── Raw data
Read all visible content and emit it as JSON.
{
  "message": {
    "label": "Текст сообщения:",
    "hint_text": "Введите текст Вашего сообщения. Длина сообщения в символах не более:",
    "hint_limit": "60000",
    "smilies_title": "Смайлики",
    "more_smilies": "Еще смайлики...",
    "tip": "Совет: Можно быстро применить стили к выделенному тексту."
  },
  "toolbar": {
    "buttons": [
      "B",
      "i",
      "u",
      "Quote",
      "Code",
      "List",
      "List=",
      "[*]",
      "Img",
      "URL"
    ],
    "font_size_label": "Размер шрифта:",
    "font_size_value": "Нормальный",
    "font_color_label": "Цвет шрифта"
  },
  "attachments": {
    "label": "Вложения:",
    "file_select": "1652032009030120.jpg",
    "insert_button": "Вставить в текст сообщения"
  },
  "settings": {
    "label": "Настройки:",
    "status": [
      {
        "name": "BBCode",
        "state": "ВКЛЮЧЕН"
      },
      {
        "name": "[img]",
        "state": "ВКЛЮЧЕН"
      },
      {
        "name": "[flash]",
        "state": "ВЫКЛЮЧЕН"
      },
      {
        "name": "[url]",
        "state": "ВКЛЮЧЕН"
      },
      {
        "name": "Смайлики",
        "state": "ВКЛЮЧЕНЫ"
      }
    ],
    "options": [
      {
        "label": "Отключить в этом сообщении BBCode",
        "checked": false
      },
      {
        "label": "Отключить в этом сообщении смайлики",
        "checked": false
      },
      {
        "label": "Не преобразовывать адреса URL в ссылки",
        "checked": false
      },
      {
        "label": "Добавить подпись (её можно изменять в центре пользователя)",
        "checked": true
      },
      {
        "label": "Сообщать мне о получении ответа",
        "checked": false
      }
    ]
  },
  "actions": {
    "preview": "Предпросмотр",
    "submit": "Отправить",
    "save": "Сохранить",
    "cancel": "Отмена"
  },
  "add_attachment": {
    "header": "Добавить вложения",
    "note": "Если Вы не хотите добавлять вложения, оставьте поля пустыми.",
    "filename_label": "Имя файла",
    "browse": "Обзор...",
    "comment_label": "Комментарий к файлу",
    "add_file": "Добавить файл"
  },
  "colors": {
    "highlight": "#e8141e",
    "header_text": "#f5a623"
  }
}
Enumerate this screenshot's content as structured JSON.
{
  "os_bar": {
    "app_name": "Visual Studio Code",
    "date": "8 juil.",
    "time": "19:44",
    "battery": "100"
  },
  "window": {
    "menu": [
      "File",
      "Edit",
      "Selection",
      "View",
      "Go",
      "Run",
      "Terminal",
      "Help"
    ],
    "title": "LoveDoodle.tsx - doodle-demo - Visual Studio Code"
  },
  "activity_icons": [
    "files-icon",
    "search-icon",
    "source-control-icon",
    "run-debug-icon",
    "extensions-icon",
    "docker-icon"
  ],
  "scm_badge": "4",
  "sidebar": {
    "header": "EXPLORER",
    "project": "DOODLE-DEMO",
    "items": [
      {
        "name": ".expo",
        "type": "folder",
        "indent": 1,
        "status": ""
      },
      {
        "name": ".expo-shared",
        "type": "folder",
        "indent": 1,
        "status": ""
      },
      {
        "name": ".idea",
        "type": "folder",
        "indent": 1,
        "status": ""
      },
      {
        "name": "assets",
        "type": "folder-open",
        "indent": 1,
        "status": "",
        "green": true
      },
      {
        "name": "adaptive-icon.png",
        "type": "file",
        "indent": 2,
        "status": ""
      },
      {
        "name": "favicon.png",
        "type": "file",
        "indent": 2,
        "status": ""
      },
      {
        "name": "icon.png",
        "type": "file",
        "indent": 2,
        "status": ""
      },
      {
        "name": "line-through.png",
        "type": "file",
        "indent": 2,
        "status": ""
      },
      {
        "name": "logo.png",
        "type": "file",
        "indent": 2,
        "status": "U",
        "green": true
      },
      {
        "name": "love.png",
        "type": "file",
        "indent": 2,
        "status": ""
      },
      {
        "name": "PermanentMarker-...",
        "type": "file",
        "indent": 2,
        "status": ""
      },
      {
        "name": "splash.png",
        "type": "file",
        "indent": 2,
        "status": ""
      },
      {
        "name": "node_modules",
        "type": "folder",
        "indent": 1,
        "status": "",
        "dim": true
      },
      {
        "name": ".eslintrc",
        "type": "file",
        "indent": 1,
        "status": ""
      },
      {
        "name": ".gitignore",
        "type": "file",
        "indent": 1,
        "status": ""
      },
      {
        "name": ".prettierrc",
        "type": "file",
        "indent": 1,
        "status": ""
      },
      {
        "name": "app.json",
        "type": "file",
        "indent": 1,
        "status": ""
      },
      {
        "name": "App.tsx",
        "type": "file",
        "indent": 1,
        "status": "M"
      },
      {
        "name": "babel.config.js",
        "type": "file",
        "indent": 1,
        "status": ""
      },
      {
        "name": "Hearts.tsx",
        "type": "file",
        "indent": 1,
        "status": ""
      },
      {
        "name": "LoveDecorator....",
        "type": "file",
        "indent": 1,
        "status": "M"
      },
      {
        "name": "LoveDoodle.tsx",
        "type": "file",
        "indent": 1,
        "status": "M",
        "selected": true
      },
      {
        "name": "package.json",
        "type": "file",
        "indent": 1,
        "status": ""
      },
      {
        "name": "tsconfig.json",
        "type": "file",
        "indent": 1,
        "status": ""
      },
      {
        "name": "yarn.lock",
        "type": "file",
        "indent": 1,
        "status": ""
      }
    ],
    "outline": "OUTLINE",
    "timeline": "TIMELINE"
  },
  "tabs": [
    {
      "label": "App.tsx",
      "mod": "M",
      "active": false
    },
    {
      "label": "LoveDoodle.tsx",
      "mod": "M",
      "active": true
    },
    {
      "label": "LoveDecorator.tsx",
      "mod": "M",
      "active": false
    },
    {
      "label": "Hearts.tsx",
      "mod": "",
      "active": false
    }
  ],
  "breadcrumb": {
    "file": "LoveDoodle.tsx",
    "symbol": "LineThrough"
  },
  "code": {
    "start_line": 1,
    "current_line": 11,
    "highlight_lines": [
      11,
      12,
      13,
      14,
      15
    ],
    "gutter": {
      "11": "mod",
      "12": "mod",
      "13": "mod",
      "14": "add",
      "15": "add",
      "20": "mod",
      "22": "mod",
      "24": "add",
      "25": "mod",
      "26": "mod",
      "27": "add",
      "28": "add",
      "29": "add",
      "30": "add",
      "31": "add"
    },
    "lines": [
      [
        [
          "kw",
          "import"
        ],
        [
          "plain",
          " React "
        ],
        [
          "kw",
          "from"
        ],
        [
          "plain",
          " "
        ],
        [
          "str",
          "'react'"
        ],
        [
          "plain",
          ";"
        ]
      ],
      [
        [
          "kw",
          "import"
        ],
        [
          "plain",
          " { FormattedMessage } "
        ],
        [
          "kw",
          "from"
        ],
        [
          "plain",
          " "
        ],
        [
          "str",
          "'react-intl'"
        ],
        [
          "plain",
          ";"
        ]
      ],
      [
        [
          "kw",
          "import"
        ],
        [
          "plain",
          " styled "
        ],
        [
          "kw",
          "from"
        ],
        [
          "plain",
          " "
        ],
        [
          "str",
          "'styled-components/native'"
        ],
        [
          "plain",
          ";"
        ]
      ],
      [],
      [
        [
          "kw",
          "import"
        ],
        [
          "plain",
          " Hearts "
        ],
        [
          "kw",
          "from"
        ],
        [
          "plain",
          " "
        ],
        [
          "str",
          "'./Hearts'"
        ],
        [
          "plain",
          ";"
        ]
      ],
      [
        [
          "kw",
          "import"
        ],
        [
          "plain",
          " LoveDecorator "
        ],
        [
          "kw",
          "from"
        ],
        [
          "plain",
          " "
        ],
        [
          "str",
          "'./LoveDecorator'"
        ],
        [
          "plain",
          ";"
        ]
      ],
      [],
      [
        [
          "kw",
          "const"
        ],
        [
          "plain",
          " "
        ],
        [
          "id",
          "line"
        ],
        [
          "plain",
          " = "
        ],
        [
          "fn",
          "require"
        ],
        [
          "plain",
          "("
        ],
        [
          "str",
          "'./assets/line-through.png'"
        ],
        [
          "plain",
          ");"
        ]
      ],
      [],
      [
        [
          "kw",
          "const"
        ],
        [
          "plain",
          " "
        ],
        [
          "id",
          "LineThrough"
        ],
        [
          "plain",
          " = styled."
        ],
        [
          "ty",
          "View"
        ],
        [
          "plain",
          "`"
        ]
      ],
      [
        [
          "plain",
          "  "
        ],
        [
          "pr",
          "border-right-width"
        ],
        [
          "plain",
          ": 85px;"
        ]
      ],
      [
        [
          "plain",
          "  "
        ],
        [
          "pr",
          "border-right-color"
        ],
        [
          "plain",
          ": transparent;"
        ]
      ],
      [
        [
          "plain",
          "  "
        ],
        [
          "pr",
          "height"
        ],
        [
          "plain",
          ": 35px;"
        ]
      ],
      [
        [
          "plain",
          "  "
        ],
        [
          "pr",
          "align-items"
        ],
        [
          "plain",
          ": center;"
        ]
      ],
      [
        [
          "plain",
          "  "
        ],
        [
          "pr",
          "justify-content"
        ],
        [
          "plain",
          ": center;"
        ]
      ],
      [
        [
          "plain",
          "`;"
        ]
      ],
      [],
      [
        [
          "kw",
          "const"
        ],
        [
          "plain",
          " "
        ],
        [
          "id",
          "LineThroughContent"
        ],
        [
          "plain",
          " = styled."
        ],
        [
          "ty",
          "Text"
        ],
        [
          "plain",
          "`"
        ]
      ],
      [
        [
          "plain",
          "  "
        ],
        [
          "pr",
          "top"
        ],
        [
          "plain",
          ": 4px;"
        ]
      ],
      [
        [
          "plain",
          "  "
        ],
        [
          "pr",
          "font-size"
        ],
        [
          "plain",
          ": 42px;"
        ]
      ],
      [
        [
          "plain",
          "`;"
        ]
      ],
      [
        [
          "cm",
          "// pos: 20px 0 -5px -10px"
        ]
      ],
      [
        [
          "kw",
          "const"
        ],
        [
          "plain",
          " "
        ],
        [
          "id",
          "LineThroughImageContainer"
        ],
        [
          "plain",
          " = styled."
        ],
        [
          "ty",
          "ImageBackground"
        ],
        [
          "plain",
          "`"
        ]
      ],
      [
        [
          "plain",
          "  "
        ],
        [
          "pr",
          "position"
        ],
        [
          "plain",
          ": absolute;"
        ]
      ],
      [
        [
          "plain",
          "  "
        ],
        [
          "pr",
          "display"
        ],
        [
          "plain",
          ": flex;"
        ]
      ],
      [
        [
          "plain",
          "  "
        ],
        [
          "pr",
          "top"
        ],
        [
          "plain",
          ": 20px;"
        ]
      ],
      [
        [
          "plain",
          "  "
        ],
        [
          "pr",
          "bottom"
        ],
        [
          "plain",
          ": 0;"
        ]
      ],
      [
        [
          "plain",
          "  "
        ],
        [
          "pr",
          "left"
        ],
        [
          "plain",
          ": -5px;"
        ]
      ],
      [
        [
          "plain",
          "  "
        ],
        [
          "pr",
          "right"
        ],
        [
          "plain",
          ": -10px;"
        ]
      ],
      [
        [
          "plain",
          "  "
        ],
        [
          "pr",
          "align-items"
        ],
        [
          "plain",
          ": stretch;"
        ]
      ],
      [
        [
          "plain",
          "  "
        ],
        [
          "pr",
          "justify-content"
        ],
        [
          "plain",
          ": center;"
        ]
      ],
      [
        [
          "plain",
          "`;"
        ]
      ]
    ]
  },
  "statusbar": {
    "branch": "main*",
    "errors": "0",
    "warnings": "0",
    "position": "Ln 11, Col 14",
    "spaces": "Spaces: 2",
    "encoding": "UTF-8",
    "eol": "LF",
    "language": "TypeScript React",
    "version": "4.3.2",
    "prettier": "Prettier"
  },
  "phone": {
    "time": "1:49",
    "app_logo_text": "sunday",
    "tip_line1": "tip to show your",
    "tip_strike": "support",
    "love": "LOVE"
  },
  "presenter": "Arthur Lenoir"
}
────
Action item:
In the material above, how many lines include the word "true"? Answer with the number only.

Reply:
6